Steamboat Springs Local officials are asking everyone to stay out of the Yampa River in Steamboat Springs to protect the waterway’s ecology.
The voluntary closures for fishing, tubing, kayaking and swimming were enacted Thursday afternoon as the river flowed at 81 cubic feet per second under the Fifth Street Bridge for the second consecutive day.
“I think this is a very collaborative effort to preserve the health of the river,” City Manager Jon Roberts said after Colorado Division of Parks and Wildlife and the city enacted the voluntary closures that cover all forms of recreation. “We’ll have to see where this goes because so much is in the hands of Mother Nature now.”
The closure stretches from the Yampa’s upstream boundary with the city in the Chuck Lewis State Wildlife Area downstream through Steamboat’s city limits.
Commercial tubing operations on the town stretch of the Yampa ceased voluntarily Wednesday.

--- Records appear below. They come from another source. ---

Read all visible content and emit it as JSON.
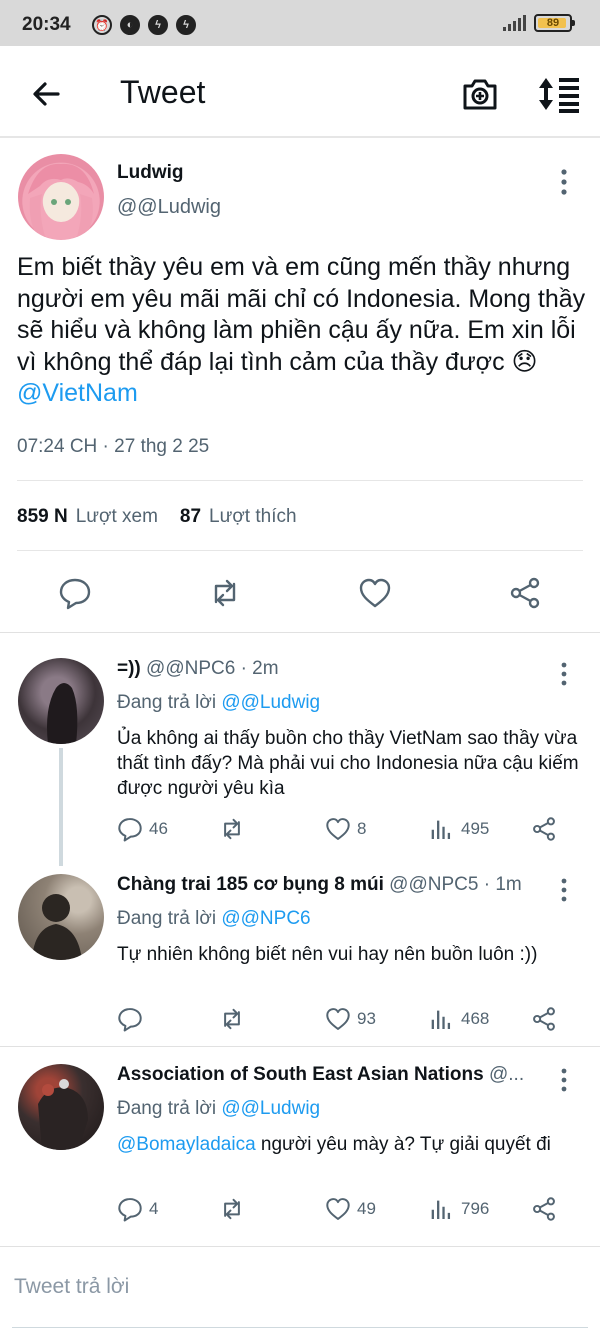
{
  "status_bar": {
    "time": "20:34",
    "battery": "89"
  },
  "header": {
    "title": "Tweet"
  },
  "main_tweet": {
    "author_name": "Ludwig",
    "author_handle": "@@Ludwig",
    "text": "Em biết thầy yêu em và em cũng mến thầy nhưng người em yêu mãi mãi chỉ có Indonesia. Mong thầy sẽ hiểu và không làm phiền cậu ấy nữa.  Em xin lỗi vì không thể đáp lại tình cảm của thầy được",
    "emoji": "😞",
    "mention": "@VietNam",
    "timestamp": "07:24 CH · 27 thg 2 25",
    "views_count": "859 N",
    "views_label": "Lượt xem",
    "likes_count": "87",
    "likes_label": "Lượt thích"
  },
  "replies": [
    {
      "name": "=))",
      "handle_time": "@@NPC6 · 2m",
      "replying_label": "Đang trả lời",
      "replying_to": "@@Ludwig",
      "mention": "",
      "text": "Ủa không ai thấy buồn cho thầy VietNam sao thầy vừa thất tình đấy?  Mà phải vui cho Indonesia nữa cậu kiếm được người yêu kìa",
      "replies": "46",
      "retweets": "",
      "likes": "8",
      "views": "495"
    },
    {
      "name": "Chàng trai 185 cơ bụng 8 múi",
      "handle_time": "@@NPC5 · 1m",
      "replying_label": "Đang trả lời",
      "replying_to": "@@NPC6",
      "mention": "",
      "text": "Tự nhiên không biết nên vui hay nên buồn luôn :))",
      "replies": "",
      "retweets": "",
      "likes": "93",
      "views": "468"
    },
    {
      "name": "Association of South East Asian Nations",
      "handle_time": "@...",
      "replying_label": "Đang trả lời",
      "replying_to": "@@Ludwig",
      "mention": "@Bomayladaica",
      "text": " người yêu mày à?  Tự giải quyết đi",
      "replies": "4",
      "retweets": "",
      "likes": "49",
      "views": "796"
    }
  ],
  "compose": {
    "placeholder": "Tweet trả lời"
  },
  "colors": {
    "accent": "#1d9bf0",
    "text": "#0f1419",
    "muted": "#536471"
  }
}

Roberts said he still hopes that a plan to release 4,000 acre-feet of water from Stagecoach Reservoir could help the river’s wildlife and habitat survive the low flows.
The Upper Yampa Water Conservancy District, which manages the water in Stagecoach, and the Colorado Water Trust still were in negotiations this week to make that release a reality by July 1.
But as they brace for the river’s lowest flow since 2002, officials decided the water was too low to continue supporting recreation.
“Everything is conspiring to the point where it’s going to be very stressful conditions for the fish,” Colorado Parks and Wildlife Area Wildlife Manager Jim Haskins said. “If the conditions persist, which it looks like they will, this could change to a mandatory (fishing) closure of the river and the closure’s scope could expand.”
He added that past voluntary closures have effectively kept tubers, kayakers and anglers off the river.
Conditions a concern
High water temperatures and decreased oxygenation levels accompany the Yampa’s low flows and are a threat to the trout in the river. Parks and Wildlife officials said the added stress of being caught by an angler can cause the fish to die even if they are released quickly back into the water.
The Yampa’s water temperature reached 72 degrees under the Fifth Street Bridge on Thursday afternoon, and it was flowing at just 81 cubic feet per second. The voluntary closures typically are triggered by streamflows below 85 cfs.
“We’re looking down the line and we don’t see a lot of relief coming” for the river, Haskins said.
The last time Parks and Wildlife and the city issued voluntary fishing and recreation bans was in July 2007.
Officials are worried this season’s quick deterioration of snowpack and continued hot, dry weather could create the river’s worst drought conditions in more than a decade.
Haskins said the Yampa’s decline already is two to three weeks ahead of its deterioration in 2002, when it slowed to 17 cfs in July and high water temperatures and low oxygen levels killed fish.
“You just wake up every day wondering what this is going to be like, because we’ve never been here before,” Haskins said. “You think back to 2002 and you wonder how you can go through that again.”
By keeping everyone off the water, wildlife officials hope to prevent fish mortality and protect the fragile river ecology that is exposed by low streamflows. Haskins said that although cold nights currently are allowing the fish to stay healthy, barring any rain or cooler weather, fish health is expected to rapidly deteriorate as the river continues to slow.
Finding other water
Anglers are being asked to find other areas to fish and to avoid fishing during the hottest part of the day.
Local fishing guides already were steering their anglers away from the Yampa on Thursday.
“We still have a lot of water we can fish,” Steamboat Flyfisher guide Mark Kershner said. “We’re trying to make the best of it.”
He said Steamboat’s angling outfitters will do more trips in places like the Sarvis Creek Wildlife Area and along private stretches of the Elk River where the water is typically colder than in the Yampa.
Although other stretches of the Yampa are not currently included in the closure, Haskins recommended that anglers also avoid any of the Yampa River’s public waters downstream of the town of Yampa, including the popular tailwater at Stagecoach Reservoir.
“The tailwaters may stay cooler, but the water level issue is still an issue,” he said, adding that moss is showing up in the area. “It’s not included in the current closure, but if (conditions) keep going the way they are going, I predict it will be.”
He said Parks and Wildlife officers will patrol the Yampa in Steamboat and remind any fishermen still in it about the voluntary closure.
For more information, call the Steamboat Springs office of Parks and Wildlife at 970-870-2197.